Wednesday, 25 June 2008

What is it really like here . . . Socially?

Moving to a new place where you know only 2 other adults is hard work.  You have to immediately put on your happy and interested face and, in simple terms, put yourself out there! 

The first six weeks were quite stressful - in all honesty, we were too busy with sorting out the basics to really be in the right frame of mind to meet anyone.  But I guess that when we moved into our house and the kids were in school, that's when things started to change.  When the children started at school, they were both in classes that were slowly being filled up with children as they moved to the city.  O for example, started out as the fourth member of his class - now they are full at 15.  Ella's class was similar and for some reason, Ella's class seem to have the more chatty and sociable mums and that's where it all started!  It wasn't long before I set up a monthly mum's dinner!

One thing that has struck me with living overseas is that most people have a very interesting past.  I have met so many interesting people:

1 -  a British lady who left for Australia on her own about 15 years ago to continue her career.  Is now an Australian passport holder.  She met and married an Irishman, had three children and now has moved to Dubai to live near her brother.
2 - an Iranian family, somehow related to the Iranian royal family (not sure of the connection), who left Persia pre the revolution and moved to London and now Dubai.
3 - a Korean lady, married to a British chap, who lived in London, before moving to Singapore for a few years to have her children and now Dubai.
4 - a British lady, married to a British man, who lived in Paris and then Jamaica for years before stopping off in Dubai for a couple of years while their Australian residency visas are processed and approved.
5 - a Lebanese family who would prefer to be living back in Lebanon, but chose to have their family living here - just in case.  (They are going back to Lebanon for the summer but have back up plans in place, in case the airport shuts and there are bombs - at that point, they drive to Syria and fly back here from there.)  It's another world from the one I'm used to.

Everyone has a story to tell.

Making new friends from scratch is a bit like dating.  You will inevitably meet loads of people: some of whom you just don't like the look of (sounds brutal, but it's true); some you don't agree with on many levels; and then there will be a gem that is worth plucking out of the crowd and getting to know better.  Tim I think has found this aspect quite hard, but as I can have quite a good time talking to a brick wall, it's been easier for me.

I have met other people through various introductions (like at the Polo we went to in February) and the friendship circle is now widening very well.  We have friends from all over the globe - Australia, South Africa, Germany, France, Malaysia . . .  Birmingham!!  Socially, we have a cracking time.  Most weekends we are out at somebody's house for dinner and a swim.  We now have to put the kids back to bed at lunchtime for a couple of hours as most of the socialising (because of the heat) takes place in the early evening.  Every now and then, we go out for Friday brunch with some other people which is a big deal here in Dubai and most of the big hotels vie for your money to get you to eat in their place.  For a set price, you eat for hours with all kinds of food available - there are usually children's playrooms attached so that the adults can have a leisurely time while the kids are entertained.  You then stagger home and don't eat for a week!  There are also the inevitable round of children's parties, which is as much of an excuse for the adults to get together and chat, as it is for the celebration of the child's birthday!

Now that we have a housemaid and a built-in babysitter, we are also able to go out in the evenings.

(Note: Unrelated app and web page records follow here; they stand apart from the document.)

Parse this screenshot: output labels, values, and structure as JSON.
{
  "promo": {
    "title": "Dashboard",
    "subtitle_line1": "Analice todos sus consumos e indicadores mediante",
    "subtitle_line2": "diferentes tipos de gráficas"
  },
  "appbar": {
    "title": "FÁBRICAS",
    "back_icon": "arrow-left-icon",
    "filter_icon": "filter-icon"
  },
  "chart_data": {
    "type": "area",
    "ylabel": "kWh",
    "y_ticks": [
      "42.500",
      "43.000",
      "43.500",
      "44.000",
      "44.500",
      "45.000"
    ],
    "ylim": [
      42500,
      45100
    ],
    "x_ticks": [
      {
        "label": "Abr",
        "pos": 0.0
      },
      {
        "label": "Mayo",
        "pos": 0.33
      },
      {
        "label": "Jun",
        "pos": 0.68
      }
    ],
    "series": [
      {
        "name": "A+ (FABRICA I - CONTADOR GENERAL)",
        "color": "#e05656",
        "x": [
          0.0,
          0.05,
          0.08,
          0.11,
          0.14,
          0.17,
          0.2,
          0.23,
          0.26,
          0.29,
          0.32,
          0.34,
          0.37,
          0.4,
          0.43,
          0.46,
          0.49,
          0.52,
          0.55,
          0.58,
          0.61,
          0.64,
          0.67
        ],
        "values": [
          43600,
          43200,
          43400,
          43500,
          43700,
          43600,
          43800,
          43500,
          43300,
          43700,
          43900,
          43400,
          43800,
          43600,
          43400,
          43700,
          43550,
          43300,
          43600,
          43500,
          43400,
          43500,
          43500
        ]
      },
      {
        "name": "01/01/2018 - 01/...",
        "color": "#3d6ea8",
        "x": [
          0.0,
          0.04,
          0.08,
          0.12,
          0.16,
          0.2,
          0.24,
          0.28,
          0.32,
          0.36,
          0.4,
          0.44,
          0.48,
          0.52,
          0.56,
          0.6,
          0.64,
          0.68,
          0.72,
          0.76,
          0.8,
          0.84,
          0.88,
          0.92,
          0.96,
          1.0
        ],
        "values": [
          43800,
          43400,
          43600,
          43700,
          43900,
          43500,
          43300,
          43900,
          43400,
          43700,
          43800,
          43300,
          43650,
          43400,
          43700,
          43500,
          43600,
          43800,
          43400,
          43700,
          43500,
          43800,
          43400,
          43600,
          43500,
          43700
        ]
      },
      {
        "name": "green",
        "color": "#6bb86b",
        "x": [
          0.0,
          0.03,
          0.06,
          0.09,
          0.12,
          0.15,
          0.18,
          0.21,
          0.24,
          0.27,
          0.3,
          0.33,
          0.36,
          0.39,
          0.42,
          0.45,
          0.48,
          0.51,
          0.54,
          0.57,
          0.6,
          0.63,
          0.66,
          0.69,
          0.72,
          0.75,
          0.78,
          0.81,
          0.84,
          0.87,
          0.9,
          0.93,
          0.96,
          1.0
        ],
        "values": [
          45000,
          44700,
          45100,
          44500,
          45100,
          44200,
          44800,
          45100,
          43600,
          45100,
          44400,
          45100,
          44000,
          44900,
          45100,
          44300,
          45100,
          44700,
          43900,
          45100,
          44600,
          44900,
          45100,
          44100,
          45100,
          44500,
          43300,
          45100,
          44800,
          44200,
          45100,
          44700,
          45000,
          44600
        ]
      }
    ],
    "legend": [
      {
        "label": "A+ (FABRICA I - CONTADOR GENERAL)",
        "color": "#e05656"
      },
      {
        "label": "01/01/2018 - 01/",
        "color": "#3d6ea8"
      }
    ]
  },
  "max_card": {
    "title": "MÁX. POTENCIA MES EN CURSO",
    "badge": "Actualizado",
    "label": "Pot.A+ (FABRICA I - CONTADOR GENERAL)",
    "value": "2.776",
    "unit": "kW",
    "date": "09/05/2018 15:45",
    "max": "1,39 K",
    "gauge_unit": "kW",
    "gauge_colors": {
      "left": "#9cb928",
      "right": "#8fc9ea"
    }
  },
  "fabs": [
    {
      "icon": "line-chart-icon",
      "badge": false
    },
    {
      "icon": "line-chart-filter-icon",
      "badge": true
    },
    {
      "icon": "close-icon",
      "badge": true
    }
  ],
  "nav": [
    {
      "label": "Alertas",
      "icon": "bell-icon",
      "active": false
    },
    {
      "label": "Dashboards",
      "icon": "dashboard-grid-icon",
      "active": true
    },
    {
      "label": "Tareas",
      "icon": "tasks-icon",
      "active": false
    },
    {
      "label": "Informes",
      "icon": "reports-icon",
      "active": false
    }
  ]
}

Sometimes it's the cinema which is big business here as it's a very popular past-time.  Tickets are 30 Dhs each, which is about 4.50, but if you pay with an HSBC credit card, it is a welcome BOGOF (buy one, get one free) so it's a cheap thing to do in the evenings.  We also go out for dinner with friends - if we want alcohol then we have no option but to go to one of the big (and expensive) hotels, but if we are willing to forego the booze, there are many, many delightful places. 

Before I started work, I would also meet people for coffee or lunch during the week.  Whoever said that housewives out here have a tough time out here are lying . . . . . last week alone was very busy - along with root canal treatment (ouch) I also had many lovely coffees, lunches and breakfasts with my friends.  It's all very civilised, but can get expensive if you're not careful!  I needed more money to be social so have a job.  Now I have the job but less time - a vicious circle!!!  However, I still have that one day a week to cram it all in!

It is fair to say that we are working - and playing - hard.

In the summer though, everything changes.  The expat community start to move out in early July, to return in late August.  Ourselves included - we are back to Blighty to meet up with family and our other set of, equally valuable, friends there.


Rebicmel said...

Are you related to Keith Hillman who lives in England? Hi I'm Missy from the US. Your children are cute.

Alice, Tim, Oliver & Eleanor Hillman said...

Yes, Keith is Tim's father. Hope you like the blog.

Rebicmel said...

It's a fun blog to read. I think it's fascinating to be able to visit others from across the world via blogs.